= Work task =
Where does the string "Redis" occur in the records? Copy each line that holds it.
*** Dataset records Section Begins ***
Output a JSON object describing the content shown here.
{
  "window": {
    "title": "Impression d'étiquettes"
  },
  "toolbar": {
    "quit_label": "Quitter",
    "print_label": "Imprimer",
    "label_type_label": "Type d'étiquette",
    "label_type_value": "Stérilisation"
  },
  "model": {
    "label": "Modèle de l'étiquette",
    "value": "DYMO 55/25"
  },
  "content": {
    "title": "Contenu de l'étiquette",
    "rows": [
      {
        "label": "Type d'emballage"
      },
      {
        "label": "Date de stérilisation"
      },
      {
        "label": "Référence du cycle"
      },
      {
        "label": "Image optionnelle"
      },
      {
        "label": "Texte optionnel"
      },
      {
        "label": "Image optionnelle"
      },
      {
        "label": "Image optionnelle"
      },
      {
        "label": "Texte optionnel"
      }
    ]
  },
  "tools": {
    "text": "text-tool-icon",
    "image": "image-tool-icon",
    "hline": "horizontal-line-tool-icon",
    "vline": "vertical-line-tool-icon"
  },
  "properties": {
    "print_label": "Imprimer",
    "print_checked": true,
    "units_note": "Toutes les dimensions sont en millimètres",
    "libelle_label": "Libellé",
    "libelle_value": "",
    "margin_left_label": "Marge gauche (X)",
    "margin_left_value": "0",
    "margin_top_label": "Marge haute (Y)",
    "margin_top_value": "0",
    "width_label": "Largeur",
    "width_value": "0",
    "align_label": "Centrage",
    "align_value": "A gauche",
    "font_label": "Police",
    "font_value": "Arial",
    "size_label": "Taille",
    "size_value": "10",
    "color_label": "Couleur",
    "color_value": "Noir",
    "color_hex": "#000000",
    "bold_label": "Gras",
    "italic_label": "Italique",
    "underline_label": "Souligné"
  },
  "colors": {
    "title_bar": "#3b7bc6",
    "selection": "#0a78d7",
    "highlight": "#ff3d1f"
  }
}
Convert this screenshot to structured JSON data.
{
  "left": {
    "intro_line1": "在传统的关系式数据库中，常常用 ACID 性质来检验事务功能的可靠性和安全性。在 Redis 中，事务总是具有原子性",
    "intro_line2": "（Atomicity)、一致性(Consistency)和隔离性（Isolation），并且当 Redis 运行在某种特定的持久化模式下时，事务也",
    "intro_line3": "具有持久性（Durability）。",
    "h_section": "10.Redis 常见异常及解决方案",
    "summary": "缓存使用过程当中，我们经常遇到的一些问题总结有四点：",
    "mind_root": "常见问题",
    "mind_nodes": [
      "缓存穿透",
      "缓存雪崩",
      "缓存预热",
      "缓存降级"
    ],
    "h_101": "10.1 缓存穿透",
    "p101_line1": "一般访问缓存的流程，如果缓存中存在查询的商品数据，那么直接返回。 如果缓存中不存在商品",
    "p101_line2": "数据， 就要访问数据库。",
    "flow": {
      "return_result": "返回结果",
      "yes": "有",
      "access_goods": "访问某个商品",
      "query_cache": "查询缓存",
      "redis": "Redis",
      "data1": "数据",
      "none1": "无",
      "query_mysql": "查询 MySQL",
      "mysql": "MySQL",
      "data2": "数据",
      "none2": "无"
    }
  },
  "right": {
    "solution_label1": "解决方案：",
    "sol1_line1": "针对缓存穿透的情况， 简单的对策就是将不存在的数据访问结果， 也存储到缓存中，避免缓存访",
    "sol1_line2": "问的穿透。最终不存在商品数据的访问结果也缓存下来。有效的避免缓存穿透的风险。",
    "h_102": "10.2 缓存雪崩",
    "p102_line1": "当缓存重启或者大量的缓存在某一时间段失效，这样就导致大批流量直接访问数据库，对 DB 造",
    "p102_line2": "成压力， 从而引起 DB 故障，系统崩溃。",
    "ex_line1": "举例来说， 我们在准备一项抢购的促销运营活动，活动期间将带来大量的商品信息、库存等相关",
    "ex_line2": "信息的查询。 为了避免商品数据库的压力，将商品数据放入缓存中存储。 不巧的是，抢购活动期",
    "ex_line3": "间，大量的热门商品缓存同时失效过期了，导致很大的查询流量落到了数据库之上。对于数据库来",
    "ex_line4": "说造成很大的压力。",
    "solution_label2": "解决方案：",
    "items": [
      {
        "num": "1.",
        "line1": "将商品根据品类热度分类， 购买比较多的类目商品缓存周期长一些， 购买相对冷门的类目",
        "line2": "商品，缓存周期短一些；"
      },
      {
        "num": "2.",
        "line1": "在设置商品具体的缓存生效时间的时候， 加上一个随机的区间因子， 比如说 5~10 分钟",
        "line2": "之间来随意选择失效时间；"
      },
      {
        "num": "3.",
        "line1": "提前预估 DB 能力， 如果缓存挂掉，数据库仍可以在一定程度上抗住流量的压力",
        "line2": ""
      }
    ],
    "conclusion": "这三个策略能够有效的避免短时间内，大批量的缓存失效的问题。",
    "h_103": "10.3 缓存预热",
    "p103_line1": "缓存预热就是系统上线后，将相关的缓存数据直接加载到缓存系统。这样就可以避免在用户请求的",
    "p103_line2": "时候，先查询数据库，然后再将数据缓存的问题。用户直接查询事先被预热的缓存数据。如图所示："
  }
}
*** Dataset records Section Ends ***
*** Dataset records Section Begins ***
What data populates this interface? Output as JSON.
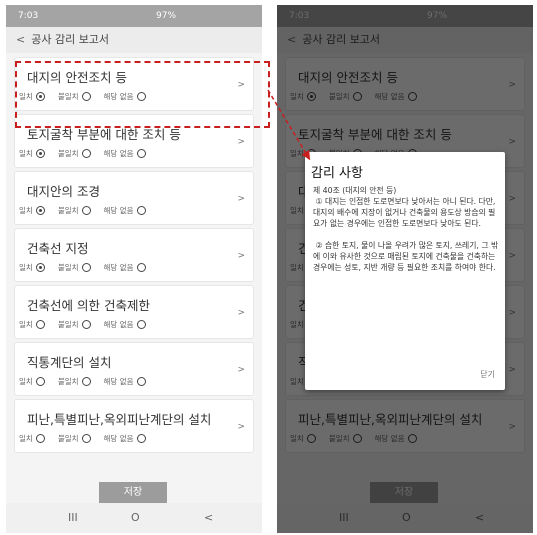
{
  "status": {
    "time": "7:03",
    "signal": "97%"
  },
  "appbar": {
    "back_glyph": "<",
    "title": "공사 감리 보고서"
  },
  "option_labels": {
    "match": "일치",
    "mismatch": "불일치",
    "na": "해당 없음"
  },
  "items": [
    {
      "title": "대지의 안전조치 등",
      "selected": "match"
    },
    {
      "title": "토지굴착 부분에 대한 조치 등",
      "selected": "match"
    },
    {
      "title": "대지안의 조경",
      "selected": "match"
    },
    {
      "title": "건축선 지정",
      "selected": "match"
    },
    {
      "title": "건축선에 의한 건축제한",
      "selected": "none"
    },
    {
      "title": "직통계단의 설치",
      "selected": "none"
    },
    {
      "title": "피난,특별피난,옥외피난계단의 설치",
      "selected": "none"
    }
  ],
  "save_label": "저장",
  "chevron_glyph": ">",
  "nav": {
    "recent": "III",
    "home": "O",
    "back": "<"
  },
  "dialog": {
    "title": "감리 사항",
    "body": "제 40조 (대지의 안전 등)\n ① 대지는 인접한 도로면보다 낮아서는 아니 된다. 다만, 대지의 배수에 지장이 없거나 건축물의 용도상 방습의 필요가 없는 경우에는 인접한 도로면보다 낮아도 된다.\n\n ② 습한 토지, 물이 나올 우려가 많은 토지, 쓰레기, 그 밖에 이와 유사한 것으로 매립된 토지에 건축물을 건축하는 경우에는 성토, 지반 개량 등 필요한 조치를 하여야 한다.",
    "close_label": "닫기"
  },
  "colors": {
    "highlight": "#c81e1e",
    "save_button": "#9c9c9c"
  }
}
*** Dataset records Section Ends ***
= The answer =
    "intro_line1": "在传统的关系式数据库中，常常用 ACID 性质来检验事务功能的可靠性和安全性。在 Redis 中，事务总是具有原子性",
    "intro_line2": "（Atomicity)、一致性(Consistency)和隔离性（Isolation），并且当 Redis 运行在某种特定的持久化模式下时，事务也",
    "h_section": "10.Redis 常见异常及解决方案",
      "redis": "Redis",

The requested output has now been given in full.